Here are SOME of my favorite things about dogs that I’ve learned from reading this book:

  • Dogs come into our lives for a reason- often to show us who we really are and teach us lessons.  For me, it’s to teach me to be a more calm, assertive, confident leader- especially when faced with challenges and things that I cannot control!
  • Dogs need a lot of exercise.  “Dogs are descended from wolves: in fact, the DNA of dogs and wolves is almost indistinguishable…the genes of a canine are crying out for her to go out and wander with her pack, explore new territory, roam around, and search for food and water.  Imagine how it would feel to have those ancient needs embedded deep inside you, then to have to live your life locked up alone in a two-room apartment all day.  Millions of city dogs live like that.  Their owners think that taking the dog for a five-minute walk to the corner to poop and pee is enough for them.  Imagine how those dogs are feeling in their souls.  Their frustration has to go somewhere.  That’s when they develop issues.”  Cesar says that a commitment of  one and a half hours per day of walking is necessary for a balanced dog.
  • They are a direct link to Mother Nature, using their “sixth sense” to read and interpret the world around them as energy… after all everything is energy!  “All animals communicate using energy, constantly.  Energy is beingness.  Energy is who you are and what you are doing at any given moment.  That’s how animals see you.  That’s how your dog sees you.  Your energy in that present moment defines who you are.”
  • Dogs live in the moment, always.  “It’s not that they don’t have memories-they do.  It’s just that they don’t obsess over the past, or the future.”
  • Dogs don’t need a lot to be fulfilled.  Only 3 things are needed to have a balanced, content, fulfilled dog: Exercise, Discipline, and Affection (in that order!) “Animals are beautifully simple.  To them, life is also very simple.  It’s we who make it complicated for them by not allowing them to be who they are, by not understanding or even trying to speak their language, and by neglecting to give them what nature intended for them to have.”
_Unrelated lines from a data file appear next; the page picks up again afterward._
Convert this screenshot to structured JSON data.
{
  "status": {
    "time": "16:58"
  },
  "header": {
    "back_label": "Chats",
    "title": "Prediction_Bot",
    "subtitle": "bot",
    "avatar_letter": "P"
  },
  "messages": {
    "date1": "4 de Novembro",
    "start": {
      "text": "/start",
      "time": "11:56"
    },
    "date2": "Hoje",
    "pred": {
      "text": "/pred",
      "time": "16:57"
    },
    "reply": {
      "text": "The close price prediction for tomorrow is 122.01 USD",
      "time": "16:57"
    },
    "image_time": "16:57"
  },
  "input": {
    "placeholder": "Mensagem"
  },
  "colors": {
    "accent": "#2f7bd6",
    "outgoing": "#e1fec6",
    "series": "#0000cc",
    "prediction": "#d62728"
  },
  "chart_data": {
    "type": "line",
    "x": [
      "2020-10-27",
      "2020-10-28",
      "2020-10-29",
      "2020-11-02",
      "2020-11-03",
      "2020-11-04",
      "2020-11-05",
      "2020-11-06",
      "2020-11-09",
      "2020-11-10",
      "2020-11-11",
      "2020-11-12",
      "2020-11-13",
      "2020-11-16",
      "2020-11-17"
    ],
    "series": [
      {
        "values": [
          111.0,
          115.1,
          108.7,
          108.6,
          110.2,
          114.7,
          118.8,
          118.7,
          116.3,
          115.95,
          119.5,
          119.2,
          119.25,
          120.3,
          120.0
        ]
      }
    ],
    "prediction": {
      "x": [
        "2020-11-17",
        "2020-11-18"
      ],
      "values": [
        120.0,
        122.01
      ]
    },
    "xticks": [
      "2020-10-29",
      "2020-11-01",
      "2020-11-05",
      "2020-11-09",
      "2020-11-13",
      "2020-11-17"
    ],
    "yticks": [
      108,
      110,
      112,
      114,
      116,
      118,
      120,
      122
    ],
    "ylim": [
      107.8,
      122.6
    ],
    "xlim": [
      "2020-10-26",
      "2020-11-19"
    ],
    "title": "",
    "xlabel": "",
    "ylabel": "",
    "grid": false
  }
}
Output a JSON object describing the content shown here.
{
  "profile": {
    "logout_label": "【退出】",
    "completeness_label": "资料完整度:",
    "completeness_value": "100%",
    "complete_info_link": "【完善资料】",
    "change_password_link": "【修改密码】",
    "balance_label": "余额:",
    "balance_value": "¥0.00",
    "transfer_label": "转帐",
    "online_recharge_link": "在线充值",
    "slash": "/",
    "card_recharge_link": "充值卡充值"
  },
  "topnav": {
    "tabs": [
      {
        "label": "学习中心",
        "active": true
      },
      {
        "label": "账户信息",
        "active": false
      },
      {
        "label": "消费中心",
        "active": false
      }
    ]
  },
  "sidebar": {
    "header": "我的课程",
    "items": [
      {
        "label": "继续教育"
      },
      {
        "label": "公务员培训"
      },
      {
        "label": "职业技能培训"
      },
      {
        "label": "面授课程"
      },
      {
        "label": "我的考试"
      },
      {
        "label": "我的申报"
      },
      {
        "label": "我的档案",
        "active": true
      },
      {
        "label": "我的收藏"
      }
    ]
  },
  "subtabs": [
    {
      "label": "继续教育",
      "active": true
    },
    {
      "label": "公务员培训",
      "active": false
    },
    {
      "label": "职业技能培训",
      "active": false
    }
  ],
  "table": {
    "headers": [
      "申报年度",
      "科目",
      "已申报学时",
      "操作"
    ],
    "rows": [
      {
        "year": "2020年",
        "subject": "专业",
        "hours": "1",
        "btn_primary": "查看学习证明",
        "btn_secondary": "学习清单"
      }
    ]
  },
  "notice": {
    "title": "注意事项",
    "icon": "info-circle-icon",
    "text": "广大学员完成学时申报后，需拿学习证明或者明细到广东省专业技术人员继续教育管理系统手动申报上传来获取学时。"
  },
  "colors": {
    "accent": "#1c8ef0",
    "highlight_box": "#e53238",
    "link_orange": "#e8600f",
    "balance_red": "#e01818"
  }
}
Dogs in poorer, underdeveloped countries are the most balanced.  They are often strays, traveling in packs, wandering all day, hunting/scavenging for food, sleeping in dirt, eating garbage.  However, they don’t attack humans, fight with other dogs, have phobias of certain types of floors, fixate on balls and squirrels,  or bark incessantly.  They just live their lives.  Its the dogs here in America that display the “issues” that an expert like Cesar Millan would be called in to “cure”; dogs who have fancy jackets, fancy leashes, fancy collars, special bedding and travel carriers, expensive food, veterinarians, dog walkers, groomers, and human “owners”.  The lesson here is clear:  LESS is MORE.  Simplicity=balance=happiness and contentment.  Choose simple!

Eddie